Retaining more women in STEM occupations is closely linked to offering specific work-life design elements at critical points during their career. Worldwide, women in every career stage placed the highest value on salary and benefits. However, when women reach the mid-career stage, which coincides with the years typically also dedicated to starting and raising a family, their second priority changes. In both the specialist and mid-manager level, the majority of women valued work-life balance less than financial incentives - but more than career advancement, training opportunities, and the chance to work on innovative projects.

Work-life design isn't limited to just a good work-life balance. It also encompasses other elements such as the ability to take advantage of corporate wellness programs; childcare and caregiver support; limits on being accessible after work hours; and fostering friendships in the workplace.

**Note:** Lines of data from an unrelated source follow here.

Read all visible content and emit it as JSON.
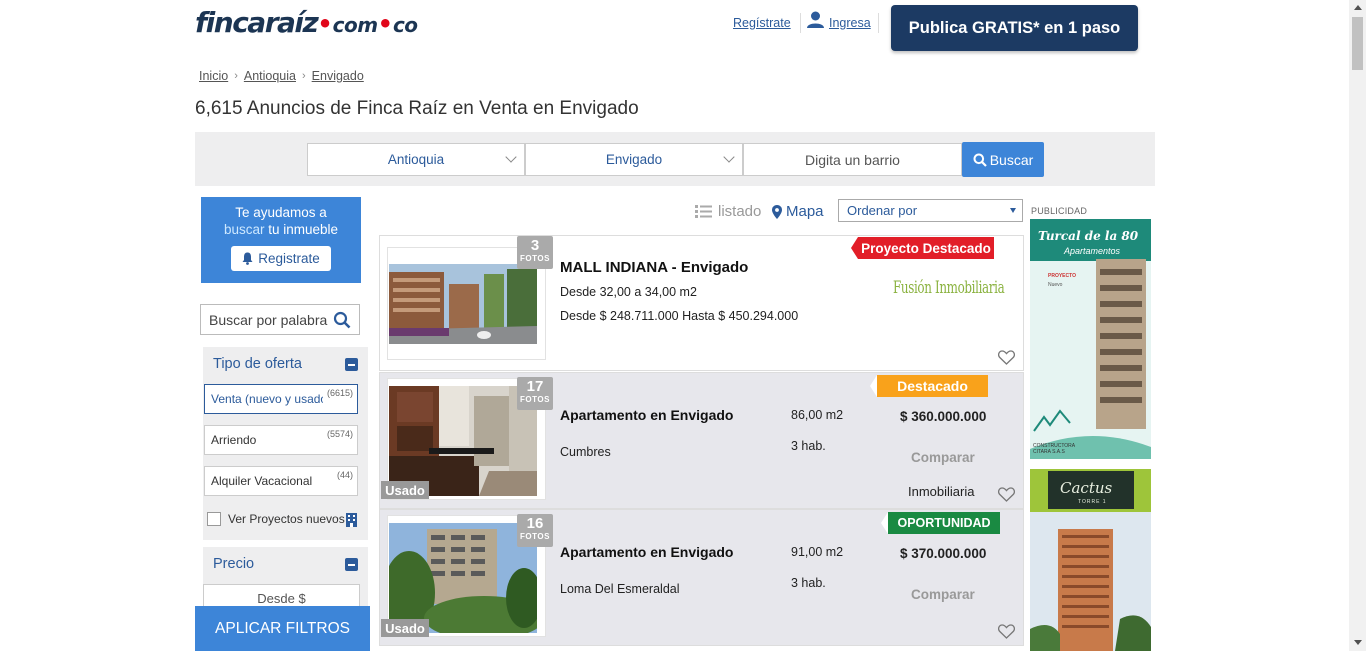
{
  "header": {
    "logo_main": "fincaraíz",
    "logo_sub_1": "com",
    "logo_sub_2": "co",
    "register_link": "Regístrate",
    "login_link": "Ingresa",
    "publish_button": "Publica GRATIS* en 1 paso"
  },
  "breadcrumb": [
    "Inicio",
    "Antioquia",
    "Envigado"
  ],
  "page_title": "6,615 Anuncios de Finca Raíz en Venta en Envigado",
  "search": {
    "department": "Antioquia",
    "city": "Envigado",
    "barrio_placeholder": "Digita un barrio",
    "buscar_button": "Buscar"
  },
  "sidebar": {
    "help_line1": "Te ayudamos a",
    "help_highlight": "buscar",
    "help_rest": " tu inmueble",
    "help_register": "Registrate",
    "keyword_placeholder": "Buscar por palabra",
    "tipo_oferta_title": "Tipo de oferta",
    "offers": [
      {
        "label": "Venta (nuevo y usado)",
        "count": "(6615)"
      },
      {
        "label": "Arriendo",
        "count": "(5574)"
      },
      {
        "label": "Alquiler Vacacional",
        "count": "(44)"
      }
    ],
    "ver_proyectos": "Ver Proyectos nuevos",
    "precio_title": "Precio",
    "desde_placeholder": "Desde $",
    "apply_button": "APLICAR FILTROS"
  },
  "list_controls": {
    "listado": "listado",
    "mapa": "Mapa",
    "order_by": "Ordenar por"
  },
  "listings": [
    {
      "ribbon": "Proyecto Destacado",
      "ribbon_color": "#e21e28",
      "photos": "3",
      "fotos_label": "FOTOS",
      "title": "MALL INDIANA - Envigado",
      "line1": "Desde 32,00 a 34,00 m2",
      "line2": "Desde $ 248.711.000 Hasta $ 450.294.000",
      "agency_logo": "Fusión Inmobiliaria"
    },
    {
      "ribbon": "Destacado",
      "ribbon_color": "#f9a21b",
      "photos": "17",
      "fotos_label": "FOTOS",
      "usado": "Usado",
      "title": "Apartamento en Envigado",
      "area": "86,00 m2",
      "price": "$ 360.000.000",
      "location": "Cumbres",
      "rooms": "3 hab.",
      "compare": "Comparar",
      "seller": "Inmobiliaria"
    },
    {
      "ribbon": "OPORTUNIDAD",
      "ribbon_color": "#1a8a42",
      "photos": "16",
      "fotos_label": "FOTOS",
      "usado": "Usado",
      "title": "Apartamento en Envigado",
      "area": "91,00 m2",
      "price": "$ 370.000.000",
      "location": "Loma Del Esmeraldal",
      "rooms": "3 hab.",
      "compare": "Comparar"
    }
  ],
  "ads": {
    "label": "PUBLICIDAD",
    "ad1_title": "Turcal de la 80",
    "ad1_subtitle": "Apartamentos",
    "ad1_tag": "PROYECTO",
    "ad1_tag2": "Nuevo",
    "ad1_footer": "CONSTRUCTORA CITARA S.A.S",
    "ad2_title": "Cactus",
    "ad2_subtitle": "TORRE 1"
  },
  "colors": {
    "brand_navy": "#1c3a63",
    "accent_blue": "#3d85d8",
    "link_blue": "#2c5b9b",
    "logo_red": "#e1061a"
  }
}
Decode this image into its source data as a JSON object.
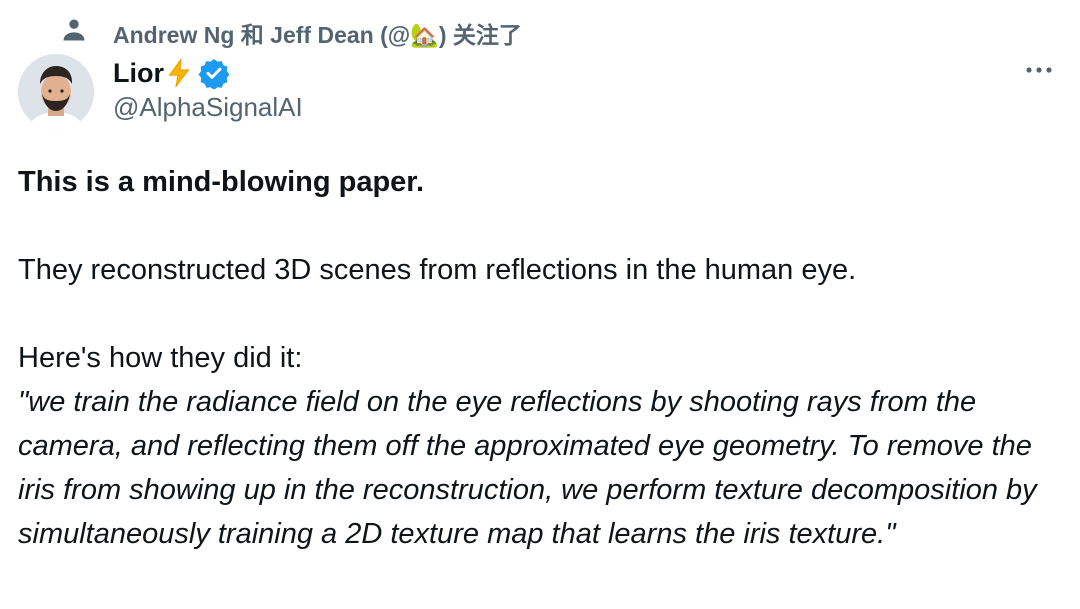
{
  "social_context": {
    "text": "Andrew Ng 和 Jeff Dean (@🏡) 关注了",
    "icon": "person-icon"
  },
  "author": {
    "display_name": "Lior",
    "emoji": "⚡",
    "verified": true,
    "verified_color": "#1d9bf0",
    "handle": "@AlphaSignalAI",
    "avatar_icon": "avatar-photo"
  },
  "more_menu": {
    "icon": "more-horizontal-icon"
  },
  "tweet": {
    "line1": "This is a mind-blowing paper.",
    "line2": "They reconstructed 3D scenes from reflections in the human eye.",
    "line3": "Here's how they did it:",
    "quote": "\"we train the radiance field on the eye reflections by shooting rays from the camera, and reflecting them off the approximated eye geometry. To remove the iris from showing up in the reconstruction, we perform texture decomposition by simultaneously training a 2D texture map that learns the iris texture.\""
  }
}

The extent to which women value these different work-life design elements depends in large part on where they are in their career. Consider the following points:

  • At the entry level, specialist level, and mid-manager level, the majority of women in STEM place high value on paid time off and childcare support.

  • Those at the specialist and mid-manager levels also placed high value on flexible work arrangements.

  • At the executive level, women placed high value on limits on hours. This could be motivated by the fact that they want to feel supported by their employers by not having to work extra long hours in order to prove themselves.

  • In comparison to men, women in STEM consider flexible work arrangements and work-life balance to be more important when evaluating one job over another. At the same time, women are also more likely to consider working as free agents in order to secure the work-life balance they want: only six percent of men are open to this option versus 14 percent of women. Similarly, 25 percent of women list telework as a main motivator to either remain with their current employer or pursue other employment.

    Work-life design elements such as flexible work opportunities, childcare support, and paid time off are critical to retaining women in STEM - especially as female employees progress from entry-level positions to mid-career positions. To learn more about implementing work-life design to retain more women in STEM, read the report "Women in STEM: How and why an inclusive strategy is critical to closing the STEM talent gap."